The deferred payment scheme that is currently in place in not mandatory for Local Authorities offer, so not all of them do.  There is no interest payment on the debt, like the s.22 charge, but the difference is that interest does not begin to arise until 56 days after death.  There are commonly administration fees to put this charge in place, which can be IRO£500-£750.  The individual does have to agree to this, unlike the s.22 charge.

I’ve never really understood why someone would agree to a deferred payment scheme, which is a trade off between no interest for 56 days on the loan and a fee to set it up, as it is nearly always cheaper to pay the interest earlier, but not have the fee for IRO£500-750.
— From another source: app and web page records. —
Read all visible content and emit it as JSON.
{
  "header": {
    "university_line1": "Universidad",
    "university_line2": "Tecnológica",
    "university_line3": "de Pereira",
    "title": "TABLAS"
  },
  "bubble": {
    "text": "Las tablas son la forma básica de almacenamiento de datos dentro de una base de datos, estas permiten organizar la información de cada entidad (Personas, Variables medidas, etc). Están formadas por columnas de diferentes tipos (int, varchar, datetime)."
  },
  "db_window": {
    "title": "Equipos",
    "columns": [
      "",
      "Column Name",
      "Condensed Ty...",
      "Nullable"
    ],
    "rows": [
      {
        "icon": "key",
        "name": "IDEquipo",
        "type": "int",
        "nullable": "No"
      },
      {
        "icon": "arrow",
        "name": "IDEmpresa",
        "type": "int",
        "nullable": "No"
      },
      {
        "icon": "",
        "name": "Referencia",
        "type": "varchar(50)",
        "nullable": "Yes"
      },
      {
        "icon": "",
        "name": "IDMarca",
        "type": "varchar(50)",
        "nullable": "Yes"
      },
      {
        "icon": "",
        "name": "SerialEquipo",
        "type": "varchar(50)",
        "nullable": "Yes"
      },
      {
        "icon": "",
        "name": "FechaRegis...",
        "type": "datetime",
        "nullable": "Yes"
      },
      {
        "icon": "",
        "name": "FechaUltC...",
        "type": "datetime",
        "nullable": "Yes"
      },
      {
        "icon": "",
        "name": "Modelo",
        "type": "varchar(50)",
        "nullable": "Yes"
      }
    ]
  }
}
The white paper on the reforms is silent on the issue of the s.22 charge, however what is clear is that the Government propose to abolish the current deferred payment scheme and make the new one mandatory.  Interest will arise (discussions have been around 4% – which with inflation at 2% , so is a commercial rate).  The idea is that where someone has to sell their house to pay for care fees, this will cause them less stress, as it must be offered to them.  There is likely to be a fee for setting this up.  How can it be less stressful, when although the house may not be sold, a debt is arising against it and unless the debt is paid, eventually the house would need to be sold to pay the debt!!

So if the s.22 charge remains and continues to be interest free (although clearly the Government may choose to make it interest bearing) why would anyone take up this new scheme?  They have to pay to set it up and pay interest on the loan amount, why would anyone choose that in preference to a s.22 charge?

It is another part of these funding reforms that sounds great – that all Local Authorities have to provide it, but the reality of what is proposed is not as fabulous as it first sounds.